“ We are a small community here in Bansko. If you stretch the numbers a bit we could be a total of 50 people living here permanently. Ex-pats and their families dot most of the villages in our region. Our children go to the local schools, we use the local doctors and get married in the local churches or town halls. Our community stretches from Pirin to Rila, down to Simitli and the Rhodopi. We all have Bulgarian friends, local people we want to share our successes with, celebrate with and generally be there when the times are good. Like it or not we are part of the Bulgarian community, we stand out admittedly but still we are living here and part of it.
Things are different from the U.K, some things worse some things better but nearly everything is different. But that does not mean we have to change, just as we would in a community in the U.K. we need to look out for each other. If you see something wrong tell someone, if you don’t trust the local police or town hall, tell the embassy, send a letter to the local prosecutor.

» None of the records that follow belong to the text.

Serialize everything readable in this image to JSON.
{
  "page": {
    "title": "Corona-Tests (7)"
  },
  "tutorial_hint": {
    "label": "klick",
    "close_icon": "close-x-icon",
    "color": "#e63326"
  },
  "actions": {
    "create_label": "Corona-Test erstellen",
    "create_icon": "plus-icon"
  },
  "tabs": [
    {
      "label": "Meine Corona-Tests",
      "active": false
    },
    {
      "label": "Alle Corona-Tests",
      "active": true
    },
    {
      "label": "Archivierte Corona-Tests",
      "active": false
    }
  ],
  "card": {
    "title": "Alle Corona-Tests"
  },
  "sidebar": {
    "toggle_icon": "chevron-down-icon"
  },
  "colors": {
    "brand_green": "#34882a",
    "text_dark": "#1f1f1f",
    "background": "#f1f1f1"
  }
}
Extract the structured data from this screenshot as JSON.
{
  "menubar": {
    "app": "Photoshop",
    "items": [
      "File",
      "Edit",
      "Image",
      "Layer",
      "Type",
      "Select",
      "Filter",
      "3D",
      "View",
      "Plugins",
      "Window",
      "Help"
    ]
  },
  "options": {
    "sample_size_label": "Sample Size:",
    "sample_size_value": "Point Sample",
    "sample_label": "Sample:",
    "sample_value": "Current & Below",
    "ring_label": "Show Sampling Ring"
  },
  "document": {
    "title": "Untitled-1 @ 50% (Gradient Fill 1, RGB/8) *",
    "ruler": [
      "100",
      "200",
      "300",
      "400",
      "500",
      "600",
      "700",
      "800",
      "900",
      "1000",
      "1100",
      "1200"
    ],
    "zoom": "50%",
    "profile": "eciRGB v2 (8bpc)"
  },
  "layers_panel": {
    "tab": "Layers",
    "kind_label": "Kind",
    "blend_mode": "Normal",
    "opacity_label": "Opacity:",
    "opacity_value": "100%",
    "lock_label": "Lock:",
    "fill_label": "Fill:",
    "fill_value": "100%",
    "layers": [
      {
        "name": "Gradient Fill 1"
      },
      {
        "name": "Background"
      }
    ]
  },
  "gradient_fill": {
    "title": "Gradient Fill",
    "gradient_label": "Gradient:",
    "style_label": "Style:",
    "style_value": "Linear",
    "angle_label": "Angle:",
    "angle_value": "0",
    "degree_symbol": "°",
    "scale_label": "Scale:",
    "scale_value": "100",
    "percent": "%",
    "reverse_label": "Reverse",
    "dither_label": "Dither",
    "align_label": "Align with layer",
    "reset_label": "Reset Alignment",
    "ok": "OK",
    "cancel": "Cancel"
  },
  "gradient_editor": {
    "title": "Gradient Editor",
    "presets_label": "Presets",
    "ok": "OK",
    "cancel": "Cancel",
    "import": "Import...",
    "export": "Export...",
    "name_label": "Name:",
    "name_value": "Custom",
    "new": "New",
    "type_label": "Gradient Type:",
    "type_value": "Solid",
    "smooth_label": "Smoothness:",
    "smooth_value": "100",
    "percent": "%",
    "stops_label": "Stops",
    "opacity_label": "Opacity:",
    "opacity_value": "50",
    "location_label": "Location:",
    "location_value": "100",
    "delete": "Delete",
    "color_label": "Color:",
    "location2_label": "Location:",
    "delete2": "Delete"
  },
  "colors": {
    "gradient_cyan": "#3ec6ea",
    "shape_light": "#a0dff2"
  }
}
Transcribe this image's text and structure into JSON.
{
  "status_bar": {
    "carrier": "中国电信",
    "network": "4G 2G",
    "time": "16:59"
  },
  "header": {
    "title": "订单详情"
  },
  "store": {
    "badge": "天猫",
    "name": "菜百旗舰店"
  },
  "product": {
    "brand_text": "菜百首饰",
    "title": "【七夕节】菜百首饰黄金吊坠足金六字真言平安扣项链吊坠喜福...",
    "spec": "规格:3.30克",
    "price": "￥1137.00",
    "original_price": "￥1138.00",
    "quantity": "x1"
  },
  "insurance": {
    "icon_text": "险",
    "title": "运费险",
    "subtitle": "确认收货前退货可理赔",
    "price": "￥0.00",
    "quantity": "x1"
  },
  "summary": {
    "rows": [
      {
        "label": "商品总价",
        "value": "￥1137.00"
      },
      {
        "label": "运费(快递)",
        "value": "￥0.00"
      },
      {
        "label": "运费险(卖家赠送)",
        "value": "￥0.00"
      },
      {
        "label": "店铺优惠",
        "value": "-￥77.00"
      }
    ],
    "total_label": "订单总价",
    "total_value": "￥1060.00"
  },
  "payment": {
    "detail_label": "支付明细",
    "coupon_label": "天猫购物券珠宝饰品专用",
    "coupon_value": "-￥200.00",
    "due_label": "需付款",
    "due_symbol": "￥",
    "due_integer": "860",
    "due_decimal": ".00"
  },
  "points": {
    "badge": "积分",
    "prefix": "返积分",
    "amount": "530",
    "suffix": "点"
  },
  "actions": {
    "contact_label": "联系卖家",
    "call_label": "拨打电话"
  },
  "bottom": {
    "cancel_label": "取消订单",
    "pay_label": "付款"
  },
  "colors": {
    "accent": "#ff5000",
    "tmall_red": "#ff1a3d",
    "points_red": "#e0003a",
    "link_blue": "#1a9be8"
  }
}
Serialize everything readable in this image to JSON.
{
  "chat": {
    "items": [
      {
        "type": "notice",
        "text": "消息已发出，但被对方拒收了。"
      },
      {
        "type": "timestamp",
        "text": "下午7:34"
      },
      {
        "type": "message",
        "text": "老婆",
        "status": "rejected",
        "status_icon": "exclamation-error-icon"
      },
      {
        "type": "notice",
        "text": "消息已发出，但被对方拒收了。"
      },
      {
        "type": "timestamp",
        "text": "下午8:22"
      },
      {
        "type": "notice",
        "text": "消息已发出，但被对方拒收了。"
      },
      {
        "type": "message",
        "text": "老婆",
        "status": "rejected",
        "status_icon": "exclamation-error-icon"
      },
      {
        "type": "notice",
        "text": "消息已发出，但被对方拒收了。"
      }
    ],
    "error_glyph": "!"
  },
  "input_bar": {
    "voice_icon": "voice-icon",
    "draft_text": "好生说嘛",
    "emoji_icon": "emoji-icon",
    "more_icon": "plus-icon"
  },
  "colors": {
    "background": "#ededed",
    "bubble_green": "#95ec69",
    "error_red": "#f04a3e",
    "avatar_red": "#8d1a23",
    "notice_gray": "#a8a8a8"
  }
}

Tell people, anyone! We are part of the community whether we like it or not. Turning a blind eye to crooks or criminals just because we are from the U.K. is not acceptable. The next victim could be you.
The language barrier can be hard, the Bulgarian way is not always easy for us to understand. Some institutions are almost impossible to work out but there are people here to help. John Sutton and I are in Bansko all year round. The local police can always find a translator. The British Embassy in Sofia has a small but professional team, and the FCO is on call 24/7 in an emergency. Don’t be afraid to use all these services but please don’t just bury your head in the sand and think “it’s not my problem, I am not from round here.”
As I said earlier we are from round here our children are at the local school, my doctor lives in the village. I have never been more local to anywhere in my life. But this means we have to be a part of the community, take part in the community. Petty crime, assault – sexual or otherwise, burglaries and corruption are not just things that happens in Bulgaria they are crimes here just as much as they are anywhere else and as such must be reported. These problems will not go away if ignored but only if they are addressed through the proper channels. “